Sergio Lopez, chief production officer at McCann World Group EMEA, has six tips for savvy advertisers.
There’s no denying influencers are everywhere. You can see them at dusk jogging in the park, at clubs in Ibiza, atop the Eiffel Tower and as a production agency… in every client brief.
We’re witnessing a time where people have fake news fatigue. They’re done with empty promises and with celebrities selling their souls to brands. With the 90s and Noughties glorifying celebrities, it came as no surprise that people began trying so hard to emulate their idols - searching for a glimpse of attainable and aspirational truth.
"An influencer is a celebrity, a brand, a publisher and a media channel all rolled into one."
Then adland stepped in with the brilliant idea to replace actors with the new celebrity - influencers. Most brands were happy to use influencers in their campaigns, but they failed to consider that influencers were ‘real people’, and did not change the format, the engagement or the creative. They just thought: “Let’s get people that tell the truth and have them read scripts!” Brands that went down that road actually deadened their chances of truly engaging with the consumer and managed to take down the influencer along the way.
So this begs the question: How does one work with influencers (well)?
First things first. You need to understand that an influencer is more than a person. They are a celebrity, a brand, a publisher and a media channel all rolled into one. With that in mind, here are six things to keep in mind when working with influencers:
1. Do not boil the ocean
Have a clear brand objective. Do you want to raise awareness? Do you want to convert to purchase? Do you want to re-build your reputation? Once that’s been decided, then identify the right influencer for you, the one that can tell your narrative and tell it well. And above all else - avoid trying to do everything at once.
2. Write cheques for your bank account and not your ego
The great thing about influencers is that they have an existing community of people that they engage with on a regular basis and foster relationships of trust. Influencers can give you a return on investment of more than 700% if chosen carefully. Don’t go for the biggest name or the person with the biggest following. Go for the influencer that your target audience will follow. A nano-influencer that has built their brand around tennis will most likely drive a bigger audience to buy tennis rackets than a celebrity whose passion lies with music.
3. Merge two brands in a natural way
Look at what we did with Xbox’s Franchise Model campaign [above]. We merged influencers with games based on their passions and interests (eg racing and forza). That way it became easy for the influencers to talk about how and why they designed their said game controller. It also felt like a seamless partnership and process. It’s not about product placement anymore - it has transitioned to product embracement.
Followers know their influencers inside out and can smell scripted bull from miles away.
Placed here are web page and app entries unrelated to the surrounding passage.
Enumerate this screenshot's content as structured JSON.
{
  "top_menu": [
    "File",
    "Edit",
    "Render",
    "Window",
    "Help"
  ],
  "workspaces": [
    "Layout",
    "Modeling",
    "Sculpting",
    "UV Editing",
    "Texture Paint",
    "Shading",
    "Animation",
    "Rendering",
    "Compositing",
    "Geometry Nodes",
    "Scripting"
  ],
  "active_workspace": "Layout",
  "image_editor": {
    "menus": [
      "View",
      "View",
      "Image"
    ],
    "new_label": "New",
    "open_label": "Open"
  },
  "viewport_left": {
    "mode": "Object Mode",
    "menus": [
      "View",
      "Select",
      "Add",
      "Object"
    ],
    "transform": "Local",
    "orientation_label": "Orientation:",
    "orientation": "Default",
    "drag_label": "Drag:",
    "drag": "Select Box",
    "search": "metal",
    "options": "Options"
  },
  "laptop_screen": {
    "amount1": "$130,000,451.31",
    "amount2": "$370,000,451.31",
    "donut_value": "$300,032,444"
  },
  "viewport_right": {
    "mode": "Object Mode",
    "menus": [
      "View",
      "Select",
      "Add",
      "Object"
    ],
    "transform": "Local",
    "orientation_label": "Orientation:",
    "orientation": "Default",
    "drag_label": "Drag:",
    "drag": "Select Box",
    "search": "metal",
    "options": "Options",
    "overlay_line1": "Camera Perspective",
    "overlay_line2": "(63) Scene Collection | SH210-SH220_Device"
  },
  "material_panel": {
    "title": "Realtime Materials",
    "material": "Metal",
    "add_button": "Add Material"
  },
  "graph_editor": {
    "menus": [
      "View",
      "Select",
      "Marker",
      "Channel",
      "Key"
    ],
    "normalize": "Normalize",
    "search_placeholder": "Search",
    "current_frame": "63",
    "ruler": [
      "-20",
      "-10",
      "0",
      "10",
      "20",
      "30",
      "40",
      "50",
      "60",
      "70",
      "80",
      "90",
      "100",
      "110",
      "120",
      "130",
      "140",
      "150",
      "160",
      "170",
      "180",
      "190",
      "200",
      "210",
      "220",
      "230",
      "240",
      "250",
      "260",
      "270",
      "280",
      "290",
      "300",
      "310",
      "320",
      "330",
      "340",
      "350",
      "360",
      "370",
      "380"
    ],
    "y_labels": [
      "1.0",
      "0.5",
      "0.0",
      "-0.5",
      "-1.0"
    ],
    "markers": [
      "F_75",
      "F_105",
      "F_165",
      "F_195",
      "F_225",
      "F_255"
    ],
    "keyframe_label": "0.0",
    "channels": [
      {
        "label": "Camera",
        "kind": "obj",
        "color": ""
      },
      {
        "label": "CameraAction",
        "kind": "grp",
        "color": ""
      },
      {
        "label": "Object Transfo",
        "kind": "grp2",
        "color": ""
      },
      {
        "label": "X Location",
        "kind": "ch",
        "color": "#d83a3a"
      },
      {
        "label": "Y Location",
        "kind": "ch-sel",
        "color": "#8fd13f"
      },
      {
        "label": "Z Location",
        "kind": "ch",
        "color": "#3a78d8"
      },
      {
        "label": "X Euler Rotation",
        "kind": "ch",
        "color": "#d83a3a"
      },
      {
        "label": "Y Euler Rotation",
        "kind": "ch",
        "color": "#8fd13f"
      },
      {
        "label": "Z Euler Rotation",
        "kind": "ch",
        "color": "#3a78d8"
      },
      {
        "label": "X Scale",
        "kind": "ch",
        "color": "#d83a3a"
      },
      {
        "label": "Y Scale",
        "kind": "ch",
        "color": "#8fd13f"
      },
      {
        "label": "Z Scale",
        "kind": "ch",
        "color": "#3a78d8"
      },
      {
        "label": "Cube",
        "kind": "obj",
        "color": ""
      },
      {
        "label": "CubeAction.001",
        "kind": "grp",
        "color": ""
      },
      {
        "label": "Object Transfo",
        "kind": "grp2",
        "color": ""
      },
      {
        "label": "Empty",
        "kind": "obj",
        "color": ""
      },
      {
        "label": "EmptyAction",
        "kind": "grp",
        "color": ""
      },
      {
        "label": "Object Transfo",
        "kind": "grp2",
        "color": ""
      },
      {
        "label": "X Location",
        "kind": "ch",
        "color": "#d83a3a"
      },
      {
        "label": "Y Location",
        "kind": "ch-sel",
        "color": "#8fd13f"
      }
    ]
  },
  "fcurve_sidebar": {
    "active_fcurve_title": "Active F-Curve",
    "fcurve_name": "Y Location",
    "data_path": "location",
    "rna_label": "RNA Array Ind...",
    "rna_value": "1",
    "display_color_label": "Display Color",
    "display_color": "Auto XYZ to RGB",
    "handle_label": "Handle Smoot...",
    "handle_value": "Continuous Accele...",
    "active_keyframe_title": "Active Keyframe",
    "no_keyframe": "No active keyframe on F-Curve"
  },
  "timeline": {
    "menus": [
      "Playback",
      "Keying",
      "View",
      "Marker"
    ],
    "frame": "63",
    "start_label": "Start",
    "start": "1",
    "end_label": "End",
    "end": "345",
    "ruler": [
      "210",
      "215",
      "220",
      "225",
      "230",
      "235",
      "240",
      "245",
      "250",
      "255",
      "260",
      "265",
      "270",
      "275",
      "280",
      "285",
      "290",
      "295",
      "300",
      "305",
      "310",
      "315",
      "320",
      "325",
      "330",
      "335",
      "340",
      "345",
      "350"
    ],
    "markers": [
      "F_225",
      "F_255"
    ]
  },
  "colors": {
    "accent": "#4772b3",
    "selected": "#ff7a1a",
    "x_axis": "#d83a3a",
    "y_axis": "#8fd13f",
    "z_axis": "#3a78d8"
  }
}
You need to look at the influencer as another creative and together come up with an idea that can be expressed naturally. The format, the word, the visuals all need to be familiar and feel genuine to the influencer’s followers.
Help influencers bring their ideas to life. There are both micro and nano-influencers with great ideas, but they may have struggled to bring them to life due to lack of experience or resources. By supporting influencers’ ideas and sharing their assets such as photos and videos the benefits are two-fold.
6. It’s not a one night stand; it’s a relationship
Using influencers just to replace actors in a one-off spot is a wasted opportunity. Since influencers are embracing the brand, have them share their experience with the brand over time and gather intel from their followers that you won’t get from even the best focus group. Test, listen, measure and learn…
Influencers might not be the golden chalice to every brief, but they can be the glue that binds people to brands who truly care about their consumers. Influencers are storytellers and given the chance to go beyond the selfie, they will help brands play that engaging and meaningful role in people’s lives.
Article first published on shots.